Old Spirit Honda CB750
I've always been a naked guy. Not like the ones that run across the field during the Ashes or walk around the gym change room for 15 minutes "air drying", I'm a devoted fan of motorcycles devoid of fairings...or at least I was until I started taking notice of classic race bikes.…
I’ve always been a naked guy. Not like the ones that run across the field during the Ashes or walk around the gym change room for 15 minutes “air drying”, I’m a devoted fan of motorcycles devoid of fairings…or at least I was until I started taking notice of classic race bikes. While I’m still not a fan of the angular fairings of modern sportsbikes, I seem to have developed a soft spot for the smooth curves of a retro racer. I now have a true appreciation for a bit of well mounted fibreglass which is exactly why this beast of a CB750 named ‘Old Spirit’ is joining us today.
Starting with a stock ’92 Honda CB750 with around 40,000kms on the clock, French workshop Ruleshaker Motorcycles have created their hommage to ’70s racers. After a customary engine rebuild the CB’s frame was trimmed in the rear to allow the fitment of a wasps tail rear end.

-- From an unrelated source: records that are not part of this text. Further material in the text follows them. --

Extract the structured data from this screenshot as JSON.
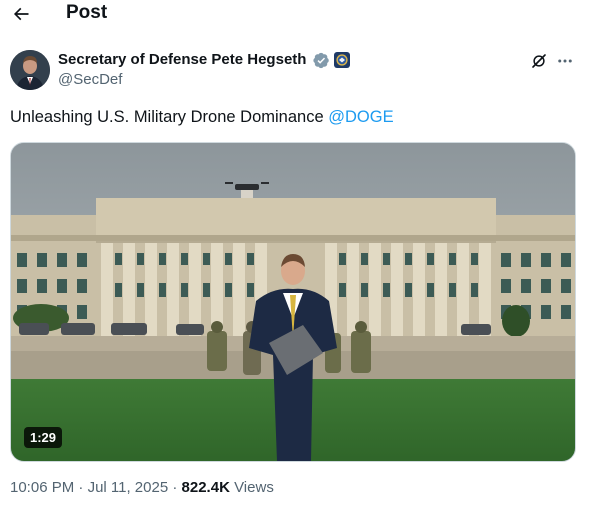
{
  "header": {
    "title": "Post",
    "back_icon": "arrow-left-icon"
  },
  "author": {
    "name": "Secretary of Defense Pete Hegseth",
    "handle": "@SecDef",
    "verified_color": "#829aab",
    "affiliation_icon": "department-of-defense-seal-icon"
  },
  "actions": {
    "grok_icon": "grok-icon",
    "more_icon": "more-horizontal-icon"
  },
  "post": {
    "text": "Unleashing U.S. Military Drone Dominance",
    "mention": "@DOGE",
    "mention_color": "#1d9bf0"
  },
  "media": {
    "type": "video",
    "duration": "1:29"
  },
  "meta": {
    "time": "10:06 PM",
    "sep1": "·",
    "date": "Jul 11, 2025",
    "sep2": "·",
    "views_count": "822.4K",
    "views_label": "Views"
  }
}
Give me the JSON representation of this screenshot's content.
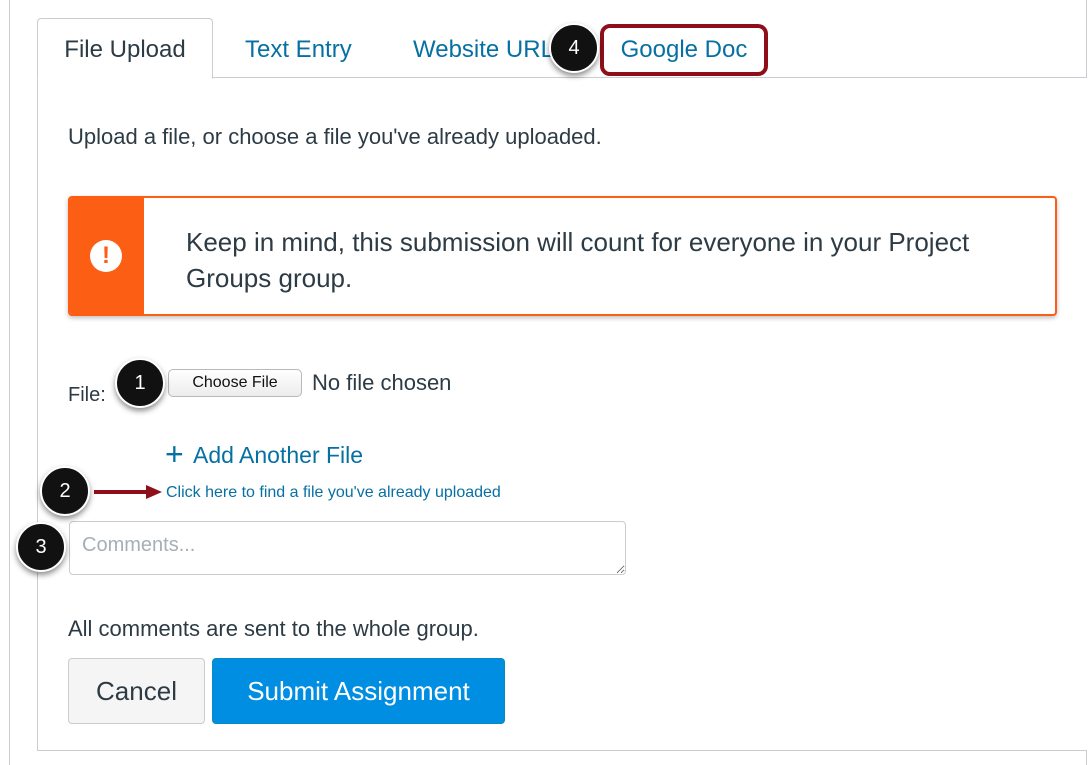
{
  "tabs": {
    "file_upload": "File Upload",
    "text_entry": "Text Entry",
    "website_url": "Website URL",
    "google_doc": "Google Doc"
  },
  "intro": "Upload a file, or choose a file you've already uploaded.",
  "alert": {
    "icon": "exclamation-icon",
    "text": "Keep in mind, this submission will count for everyone in your Project Groups group."
  },
  "file_row": {
    "label": "File:",
    "choose_button": "Choose File",
    "status": "No file chosen"
  },
  "add_another": {
    "icon": "plus-icon",
    "label": "Add Another File"
  },
  "find_uploaded_link": "Click here to find a file you've already uploaded",
  "comments": {
    "placeholder": "Comments...",
    "value": ""
  },
  "group_note": "All comments are sent to the whole group.",
  "buttons": {
    "cancel": "Cancel",
    "submit": "Submit Assignment"
  },
  "callouts": [
    "1",
    "2",
    "3",
    "4"
  ],
  "colors": {
    "link": "#0770a3",
    "warning": "#fc5e13",
    "primary": "#008ee2",
    "highlight": "#8e0f1a"
  }
}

The airbox was eliminated and carbs tuned to suit the mass of air being pulled into the cylinders via the twin, hi-flowing K&N filters and a fistful of extra horses were added by mounting a custom 4-into-2 exhaust with reverse megaphone mufflers.
The tail with it’s integrated LED stop light and racing style foam seat were custom made and mounted along with the front fairing and its integrated lighting. Amazingly the tank is actually the stock ’92 CB750 unit which was simply treated to a new paint job. Nestled behind the front fairing, atop the polished yoke is a single speedo with blue backlight which sets the style for the bikes colour scheme. Old Spirit’s primarily white paint job is finished off with a tasteful single blue racing stripe that runs from either side of the headlight, back along the bikes bodywork and meets again at the end of its tail. The frame received a fresh coat of gloss black while most of the engine and alloy components were stripped and either left raw or polished. Simple, clean and incredibly cool.
Read more like this
The late seventies Honda CB650 is commonly referred to as being a ‘standard motorcycle’. We doubt anyone would be using that term to refer to this bike by Indonesian workshop AMS Garage.…Continue Reading
My hometown of Perth, Western Australia offers some of the best year-round riding weather on the planet. Unsurprisingly motorcycles are a common sight cruising the coastline or weaving through the countryside on…Continue Reading